The IBM-Google effort has a clear commercial side. IBM believes the cloud model will allow it to reach small and midsize companies around the world, which it says represent a $500 billion IT market that it has trouble serving profitably through the usual sales channels.

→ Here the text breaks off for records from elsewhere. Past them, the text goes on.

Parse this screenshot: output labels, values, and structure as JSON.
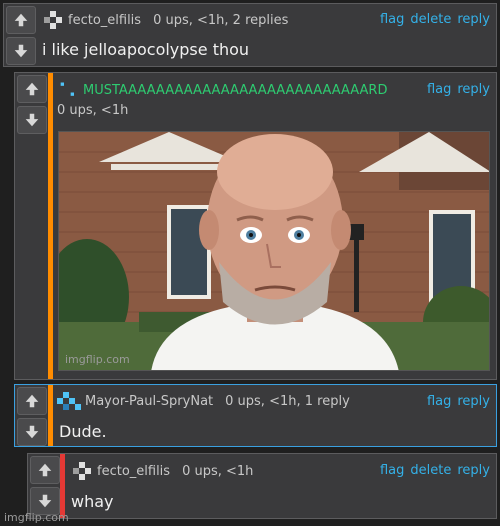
{
  "comments": [
    {
      "username": "fecto_elfilis",
      "meta": "0 ups, <1h, 2 replies",
      "actions": [
        "flag",
        "delete",
        "reply"
      ],
      "body": "i like jelloapocolypse thou"
    },
    {
      "username": "MUSTAAAAAAAAAAAAAAAAAAAAAAAAAAARD",
      "meta": "0 ups, <1h",
      "actions": [
        "flag",
        "reply"
      ],
      "body": "",
      "image": "bald bearded man with wide eyes in front of brick house"
    },
    {
      "username": "Mayor-Paul-SpryNat",
      "meta": "0 ups, <1h, 1 reply",
      "actions": [
        "flag",
        "reply"
      ],
      "body": "Dude."
    },
    {
      "username": "fecto_elfilis",
      "meta": "0 ups, <1h",
      "actions": [
        "flag",
        "delete",
        "reply"
      ],
      "body": "whay"
    }
  ],
  "icons": {
    "upvote": "arrow-up-icon",
    "downvote": "arrow-down-icon"
  },
  "colors": {
    "link": "#34b1e8",
    "accent_orange": "#ff8c00",
    "accent_blue": "#3aa0e0",
    "accent_red": "#e53935",
    "username_green": "#2ecc71",
    "avatar_cyan": "#4fc3f7"
  },
  "watermark": "imgflip.com"
}
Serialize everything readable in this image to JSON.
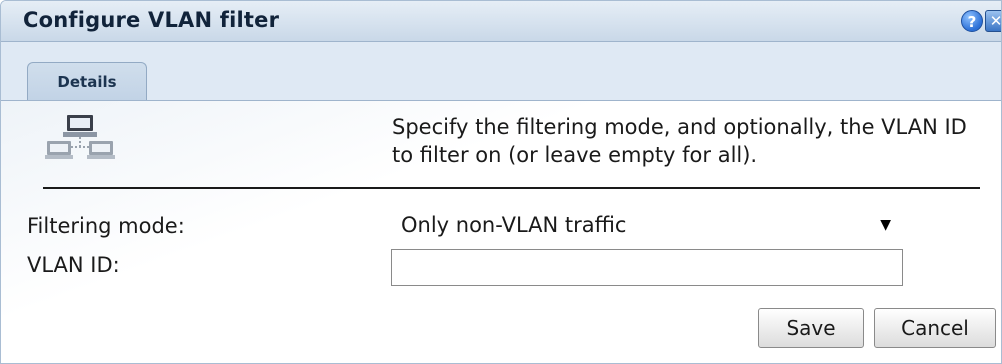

Google and IBM could conceivably supply computer users -- both business and consumer -- with hosted offerings ranging from basic productivity software like word processing and calendaring to sophisticated management and security tools through IBM's Tivoli brand and Google's Postini unit.
Even though it is launching in concert with government and educational backing, the HP, Intel, and Yahoo collaboration is expected to eventually lead toward commercial markets as well.
Among the best examples today of commercial cloud computing is Amazon's Elastic Compute Cloud (E2C) and Simple Storage Service (S3). The services open Amazon's infrastructure to third parties that can build, deploy, and run application services on Amazon's platform for a fee.